Conventional cancer treatments lack specificity and often cause severe side effects. Targeted therapeutic approaches are therefore preferred, including the use of immunotoxins (ITs) that comprise cell-binding and cell death-inducing components to allow the direct and specific delivery of pro-apoptotic agents into malignant cells. The first generation of ITs consisted of toxins derived from bacteria or plants, making them immunogenic in humans. The recent development of human cytolytic fusion proteins (hCFP) consisting of human effector enzymes offers the prospect of highly-effective targeted therapies with minimal side effects. One of the most promising candidates is granzyme B (GrB) and this enzyme has already demonstrated its potential for targeted cancer therapy. However, the clinical application of GrB may be limited because it is inactivated by the overexpression in tumors of its specific inhibitor serpin B9 (PI-9). It is also highly charged, which means it can bind non-specifically to the surface of non-target cells. Furthermore, human enzymes generally lack an endogenous translocation domain, thus the endosomal release of GrB following receptor-mediated endocytosis can be inefficient. In this review we provide a detailed overview of these challenges and introduce promising solutions to increase the cytotoxic potency of GrB for clinical applications. View Full-Text
Keywords: immunotherapy; immunotoxin; human cytolytic fusion protein; bio-engineering; serpin B9; surface-charge; endosomal release immunotherapy; immunotoxin; human cytolytic fusion protein; bio-engineering; serpin B9; surface-charge; endosomal release
This is an open access article distributed under the Creative Commons Attribution License (CC BY 3.0).

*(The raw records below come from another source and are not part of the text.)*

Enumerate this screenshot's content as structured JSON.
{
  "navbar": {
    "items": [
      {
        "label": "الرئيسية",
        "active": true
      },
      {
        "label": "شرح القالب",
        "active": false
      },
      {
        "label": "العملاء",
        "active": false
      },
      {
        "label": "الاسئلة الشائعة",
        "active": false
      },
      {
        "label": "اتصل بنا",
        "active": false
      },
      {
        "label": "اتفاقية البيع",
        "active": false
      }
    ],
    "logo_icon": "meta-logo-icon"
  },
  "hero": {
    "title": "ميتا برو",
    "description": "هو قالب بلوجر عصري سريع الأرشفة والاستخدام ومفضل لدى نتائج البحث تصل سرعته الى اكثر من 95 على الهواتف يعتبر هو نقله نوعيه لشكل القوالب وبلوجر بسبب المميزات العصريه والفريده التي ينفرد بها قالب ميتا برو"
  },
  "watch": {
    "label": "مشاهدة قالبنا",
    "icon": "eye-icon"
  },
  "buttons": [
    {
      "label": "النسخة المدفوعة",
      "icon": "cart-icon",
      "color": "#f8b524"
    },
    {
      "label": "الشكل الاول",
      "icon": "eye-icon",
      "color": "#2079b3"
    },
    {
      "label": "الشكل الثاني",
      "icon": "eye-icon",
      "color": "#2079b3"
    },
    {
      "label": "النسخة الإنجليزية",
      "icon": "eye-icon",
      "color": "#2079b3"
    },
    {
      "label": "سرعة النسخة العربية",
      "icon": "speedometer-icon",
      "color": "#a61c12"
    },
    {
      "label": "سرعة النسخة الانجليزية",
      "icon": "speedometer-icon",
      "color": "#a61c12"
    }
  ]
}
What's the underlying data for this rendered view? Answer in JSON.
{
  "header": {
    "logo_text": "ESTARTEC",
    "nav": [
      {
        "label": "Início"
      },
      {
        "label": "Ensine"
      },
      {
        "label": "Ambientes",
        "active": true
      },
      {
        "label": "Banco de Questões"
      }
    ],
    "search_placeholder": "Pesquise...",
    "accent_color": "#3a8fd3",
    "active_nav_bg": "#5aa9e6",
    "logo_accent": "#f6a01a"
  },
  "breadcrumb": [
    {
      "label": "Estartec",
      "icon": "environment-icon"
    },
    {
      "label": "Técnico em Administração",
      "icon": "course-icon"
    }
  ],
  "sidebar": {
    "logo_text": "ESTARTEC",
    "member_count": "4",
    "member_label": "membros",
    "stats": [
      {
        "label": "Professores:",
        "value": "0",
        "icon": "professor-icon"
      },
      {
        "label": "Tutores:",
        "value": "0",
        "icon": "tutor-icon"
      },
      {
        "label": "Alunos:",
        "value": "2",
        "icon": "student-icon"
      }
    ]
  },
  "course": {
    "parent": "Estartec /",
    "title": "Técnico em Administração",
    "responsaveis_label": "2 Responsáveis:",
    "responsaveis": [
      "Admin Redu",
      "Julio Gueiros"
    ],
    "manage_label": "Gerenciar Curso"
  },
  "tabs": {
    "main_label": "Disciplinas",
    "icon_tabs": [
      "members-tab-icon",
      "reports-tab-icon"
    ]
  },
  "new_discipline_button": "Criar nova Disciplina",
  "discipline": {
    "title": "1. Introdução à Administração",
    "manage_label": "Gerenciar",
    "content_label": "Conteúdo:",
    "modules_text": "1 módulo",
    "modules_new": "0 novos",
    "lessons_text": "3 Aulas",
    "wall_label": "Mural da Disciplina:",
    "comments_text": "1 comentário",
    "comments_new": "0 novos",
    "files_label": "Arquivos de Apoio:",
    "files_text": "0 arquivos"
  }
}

Scifeed alert for new publications

Never miss any articles matching your research from any publisher
  • Get alerts for new papers matching your research
  • Find out the new papers from selected authors
  • Updated daily for 49'000+ journals and 6000+ publishers
  • Define your Scifeed now

SciFeed Share & Cite This Article

MDPI and ACS Style

Hehmann-Titt, G.; Schiffer, S.; Berges, N.; Melmer, G.; Barth, S. Improving the Therapeutic Potential of Human Granzyme B for Targeted Cancer Therapy. Antibodies 2013, 2, 19-49.

Show more citation formats Show less citations formats

Related Articles

Article Metrics

Article Access Statistics

1

Comments

[Return to top]
Antibodies EISSN 2073-4468 Published by MDPI AG, Basel, Switzerland RSS E-Mail Table of Contents Alert
Back to Top